Everything in the data that follows has to be repeated verbatim.
>>>>
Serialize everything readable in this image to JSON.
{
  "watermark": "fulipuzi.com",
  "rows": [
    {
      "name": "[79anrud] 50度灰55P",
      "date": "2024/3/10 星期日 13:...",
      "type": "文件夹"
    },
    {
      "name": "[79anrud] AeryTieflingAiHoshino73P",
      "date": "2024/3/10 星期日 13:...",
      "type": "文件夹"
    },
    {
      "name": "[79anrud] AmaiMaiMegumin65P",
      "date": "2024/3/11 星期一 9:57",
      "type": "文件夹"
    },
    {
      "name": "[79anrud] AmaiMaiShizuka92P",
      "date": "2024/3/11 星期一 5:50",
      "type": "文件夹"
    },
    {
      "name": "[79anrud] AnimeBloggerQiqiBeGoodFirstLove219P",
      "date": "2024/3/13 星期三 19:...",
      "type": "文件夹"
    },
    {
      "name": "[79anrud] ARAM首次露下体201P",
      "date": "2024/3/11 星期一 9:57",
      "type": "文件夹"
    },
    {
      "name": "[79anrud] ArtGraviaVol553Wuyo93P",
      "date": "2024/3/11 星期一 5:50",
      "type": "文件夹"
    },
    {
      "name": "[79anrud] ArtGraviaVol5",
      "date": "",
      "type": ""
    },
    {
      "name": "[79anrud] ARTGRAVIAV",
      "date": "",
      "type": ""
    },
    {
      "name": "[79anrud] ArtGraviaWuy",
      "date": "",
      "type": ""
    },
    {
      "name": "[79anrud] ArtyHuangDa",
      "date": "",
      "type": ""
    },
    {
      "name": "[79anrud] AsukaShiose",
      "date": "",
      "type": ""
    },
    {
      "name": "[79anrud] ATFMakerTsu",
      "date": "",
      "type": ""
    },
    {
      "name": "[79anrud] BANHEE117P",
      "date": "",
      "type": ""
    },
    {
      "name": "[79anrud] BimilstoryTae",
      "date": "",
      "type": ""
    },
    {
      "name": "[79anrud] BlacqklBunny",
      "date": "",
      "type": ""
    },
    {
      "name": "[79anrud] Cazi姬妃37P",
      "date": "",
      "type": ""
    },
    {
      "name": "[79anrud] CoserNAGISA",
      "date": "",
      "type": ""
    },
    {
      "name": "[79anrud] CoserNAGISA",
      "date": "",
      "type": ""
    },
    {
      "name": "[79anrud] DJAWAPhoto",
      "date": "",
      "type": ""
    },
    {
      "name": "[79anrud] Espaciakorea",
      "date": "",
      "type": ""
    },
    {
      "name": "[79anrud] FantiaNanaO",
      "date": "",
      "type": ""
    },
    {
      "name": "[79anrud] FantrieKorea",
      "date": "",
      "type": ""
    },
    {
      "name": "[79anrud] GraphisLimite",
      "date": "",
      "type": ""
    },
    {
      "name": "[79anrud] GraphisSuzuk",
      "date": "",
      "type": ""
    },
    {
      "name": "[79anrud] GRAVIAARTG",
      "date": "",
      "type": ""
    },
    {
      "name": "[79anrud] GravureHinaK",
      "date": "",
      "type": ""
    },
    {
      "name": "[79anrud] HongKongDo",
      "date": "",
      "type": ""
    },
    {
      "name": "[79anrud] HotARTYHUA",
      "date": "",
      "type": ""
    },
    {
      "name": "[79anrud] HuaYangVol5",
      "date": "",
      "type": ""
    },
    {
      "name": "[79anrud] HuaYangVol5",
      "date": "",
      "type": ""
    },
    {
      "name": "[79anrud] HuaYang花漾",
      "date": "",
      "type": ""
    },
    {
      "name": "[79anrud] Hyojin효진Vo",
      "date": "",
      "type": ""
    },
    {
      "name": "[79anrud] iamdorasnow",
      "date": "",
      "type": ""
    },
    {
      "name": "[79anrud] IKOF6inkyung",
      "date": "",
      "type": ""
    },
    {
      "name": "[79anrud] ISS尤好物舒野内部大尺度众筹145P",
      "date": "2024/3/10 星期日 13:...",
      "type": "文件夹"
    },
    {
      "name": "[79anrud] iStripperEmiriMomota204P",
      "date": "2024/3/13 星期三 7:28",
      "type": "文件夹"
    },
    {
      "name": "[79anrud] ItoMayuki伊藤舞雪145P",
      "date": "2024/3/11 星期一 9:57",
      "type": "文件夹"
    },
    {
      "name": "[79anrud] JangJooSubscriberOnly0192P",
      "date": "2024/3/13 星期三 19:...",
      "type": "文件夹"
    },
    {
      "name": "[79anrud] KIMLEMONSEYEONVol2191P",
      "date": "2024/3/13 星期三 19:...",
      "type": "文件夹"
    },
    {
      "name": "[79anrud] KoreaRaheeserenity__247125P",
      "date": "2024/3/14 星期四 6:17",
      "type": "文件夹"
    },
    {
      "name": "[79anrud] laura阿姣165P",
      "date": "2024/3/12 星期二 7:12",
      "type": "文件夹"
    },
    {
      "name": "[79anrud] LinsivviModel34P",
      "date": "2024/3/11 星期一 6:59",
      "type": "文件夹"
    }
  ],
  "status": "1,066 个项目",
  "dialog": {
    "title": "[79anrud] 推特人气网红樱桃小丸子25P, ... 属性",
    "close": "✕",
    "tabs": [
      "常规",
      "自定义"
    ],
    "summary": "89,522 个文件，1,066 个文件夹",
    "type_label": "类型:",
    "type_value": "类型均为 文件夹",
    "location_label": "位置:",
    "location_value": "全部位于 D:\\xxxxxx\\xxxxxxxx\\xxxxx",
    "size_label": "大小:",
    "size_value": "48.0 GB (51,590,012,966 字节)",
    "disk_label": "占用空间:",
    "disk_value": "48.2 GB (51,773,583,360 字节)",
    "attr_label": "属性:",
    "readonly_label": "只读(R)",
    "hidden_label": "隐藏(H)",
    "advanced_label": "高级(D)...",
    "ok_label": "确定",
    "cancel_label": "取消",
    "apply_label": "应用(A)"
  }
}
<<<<
### Task result
Serialize everything readable in this image to JSON.
{
  "watermark": "fulipuzi.com",
  "rows": [
    {
      "name": "[79anrud] 50度灰55P",
      "date": "2024/3/10 星期日 13:...",
      "type": "文件夹"
    },
    {
      "name": "[79anrud] AeryTieflingAiHoshino73P",
      "date": "2024/3/10 星期日 13:...",
      "type": "文件夹"
    },
    {
      "name": "[79anrud] AmaiMaiMegumin65P",
      "date": "2024/3/11 星期一 9:57",
      "type": "文件夹"
    },
    {
      "name": "[79anrud] AmaiMaiShizuka92P",
      "date": "2024/3/11 星期一 5:50",
      "type": "文件夹"
    },
    {
      "name": "[79anrud] AnimeBloggerQiqiBeGoodFirstLove219P",
      "date": "2024/3/13 星期三 19:...",
      "type": "文件夹"
    },
    {
      "name": "[79anrud] ARAM首次露下体201P",
      "date": "2024/3/11 星期一 9:57",
      "type": "文件夹"
    },
    {
      "name": "[79anrud] ArtGraviaVol553Wuyo93P",
      "date": "2024/3/11 星期一 5:50",
      "type": "文件夹"
    },
    {
      "name": "[79anrud] ArtGraviaVol5",
      "date": "",
      "type": ""
    },
    {
      "name": "[79anrud] ARTGRAVIAV",
      "date": "",
      "type": ""
    },
    {
      "name": "[79anrud] ArtGraviaWuy",
      "date": "",
      "type": ""
    },
    {
      "name": "[79anrud] ArtyHuangDa",
      "date": "",
      "type": ""
    },
    {
      "name": "[79anrud] AsukaShiose",
      "date": "",
      "type": ""
    },
    {
      "name": "[79anrud] ATFMakerTsu",
      "date": "",
      "type": ""
    },
    {
      "name": "[79anrud] BANHEE117P",
      "date": "",
      "type": ""
    },
    {
      "name": "[79anrud] BimilstoryTae",
      "date": "",
      "type": ""
    },
    {
      "name": "[79anrud] BlacqklBunny",
      "date": "",
      "type": ""
    },
    {
      "name": "[79anrud] Cazi姬妃37P",
      "date": "",
      "type": ""
    },
    {
      "name": "[79anrud] CoserNAGISA",
      "date": "",
      "type": ""
    },
    {
      "name": "[79anrud] CoserNAGISA",
      "date": "",
      "type": ""
    },
    {
      "name": "[79anrud] DJAWAPhoto",
      "date": "",
      "type": ""
    },
    {
      "name": "[79anrud] Espaciakorea",
      "date": "",
      "type": ""
    },
    {
      "name": "[79anrud] FantiaNanaO",
      "date": "",
      "type": ""
    },
    {
      "name": "[79anrud] FantrieKorea",
      "date": "",
      "type": ""
    },
    {
      "name": "[79anrud] GraphisLimite",
      "date": "",
      "type": ""
    },
    {
      "name": "[79anrud] GraphisSuzuk",
      "date": "",
      "type": ""
    },
    {
      "name": "[79anrud] GRAVIAARTG",
      "date": "",
      "type": ""
    },
    {
      "name": "[79anrud] GravureHinaK",
      "date": "",
      "type": ""
    },
    {
      "name": "[79anrud] HongKongDo",
      "date": "",
      "type": ""
    },
    {
      "name": "[79anrud] HotARTYHUA",
      "date": "",
      "type": ""
    },
    {
      "name": "[79anrud] HuaYangVol5",
      "date": "",
      "type": ""
    },
    {
      "name": "[79anrud] HuaYangVol5",
      "date": "",
      "type": ""
    },
    {
      "name": "[79anrud] HuaYang花漾",
      "date": "",
      "type": ""
    },
    {
      "name": "[79anrud] Hyojin효진Vo",
      "date": "",
      "type": ""
    },
    {
      "name": "[79anrud] iamdorasnow",
      "date": "",
      "type": ""
    },
    {
      "name": "[79anrud] IKOF6inkyung",
      "date": "",
      "type": ""
    },
    {
      "name": "[79anrud] ISS尤好物舒野内部大尺度众筹145P",
      "date": "2024/3/10 星期日 13:...",
      "type": "文件夹"
    },
    {
      "name": "[79anrud] iStripperEmiriMomota204P",
      "date": "2024/3/13 星期三 7:28",
      "type": "文件夹"
    },
    {
      "name": "[79anrud] ItoMayuki伊藤舞雪145P",
      "date": "2024/3/11 星期一 9:57",
      "type": "文件夹"
    },
    {
      "name": "[79anrud] JangJooSubscriberOnly0192P",
      "date": "2024/3/13 星期三 19:...",
      "type": "文件夹"
    },
    {
      "name": "[79anrud] KIMLEMONSEYEONVol2191P",
      "date": "2024/3/13 星期三 19:...",
      "type": "文件夹"
    },
    {
      "name": "[79anrud] KoreaRaheeserenity__247125P",
      "date": "2024/3/14 星期四 6:17",
      "type": "文件夹"
    },
    {
      "name": "[79anrud] laura阿姣165P",
      "date": "2024/3/12 星期二 7:12",
      "type": "文件夹"
    },
    {
      "name": "[79anrud] LinsivviModel34P",
      "date": "2024/3/11 星期一 6:59",
      "type": "文件夹"
    }
  ],
  "status": "1,066 个项目",
  "dialog": {
    "title": "[79anrud] 推特人气网红樱桃小丸子25P, ... 属性",
    "close": "✕",
    "tabs": [
      "常规",
      "自定义"
    ],
    "summary": "89,522 个文件，1,066 个文件夹",
    "type_label": "类型:",
    "type_value": "类型均为 文件夹",
    "location_label": "位置:",
    "location_value": "全部位于 D:\\xxxxxx\\xxxxxxxx\\xxxxx",
    "size_label": "大小:",
    "size_value": "48.0 GB (51,590,012,966 字节)",
    "disk_label": "占用空间:",
    "disk_value": "48.2 GB (51,773,583,360 字节)",
    "attr_label": "属性:",
    "readonly_label": "只读(R)",
    "hidden_label": "隐藏(H)",
    "advanced_label": "高级(D)...",
    "ok_label": "确定",
    "cancel_label": "取消",
    "apply_label": "应用(A)"
  }
}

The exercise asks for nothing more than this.